Systematic Investment Risk

Systematic risk, also known as undiversifiable risk, is a risk that affects every stock in the stock market and cannot be avoided by diversification.

Diversification — investing in different stocks that are not related to one another. The idea of diversification is that when one stock dips, the other stocks in a diverse portfolio will avoid being dragged down with it. It follows the familiar saying: "don’t put all your eggs in one basket.

Systematic investment risk is inherent to the entire market or market segment. It can affect a large number of assets. Systematic risk affects the overall market — not just a particular stock or industry. This type of investment risk is both unpredictable and impossible to avoid completely. Examples include interest rate changes, inflation, recessions, and wars.

Here’s an example: say Mike invests $1,000 in Alphabet Inc ($GOOGL). About a week later, the stock market plummets 500 points due to a recession, and Mike’s investment suffers a loss as a result. Mike’s not too happy about this, and for the next month, the market doesn’t recover. There’s no amount of financial diversification that can overcome this problem — therefore it’s systematic and affects everything. Notice how the stock market plummeted in 2008. This drop affected every stock out there and no amount of diversification could have alleviated the effect of this drop.
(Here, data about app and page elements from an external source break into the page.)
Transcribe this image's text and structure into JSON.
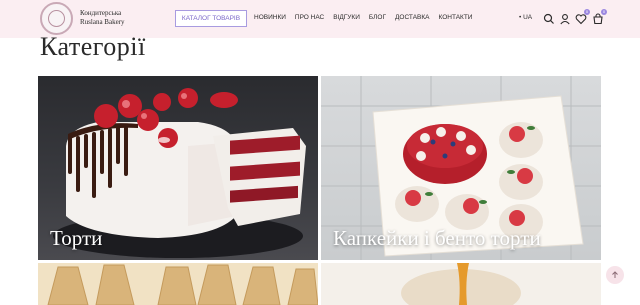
{
  "header": {
    "logo_line1": "Кондитерська",
    "logo_line2": "Ruslana Bakery",
    "catalog_label": "КАТАЛОГ ТОВАРІВ",
    "nav": [
      "НОВИНКИ",
      "ПРО НАС",
      "ВІДГУКИ",
      "БЛОГ",
      "ДОСТАВКА",
      "КОНТАКТИ"
    ],
    "lang": "• UA",
    "wishlist_count": "0",
    "cart_count": "0"
  },
  "main": {
    "title": "Категорії",
    "categories": [
      {
        "label": "Торти"
      },
      {
        "label": "Капкейки і бенто торти"
      }
    ]
  },
  "colors": {
    "header_bg": "#fbeef2",
    "accent": "#7b68c9",
    "badge": "#9b87e0"
  }
}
To further illustrate the point, here’s the same graph showing Ford ($F) and General Electric ($GE) alongside the major indexes.

Tap Next to read more about usystematic risk and how it may affect your investments.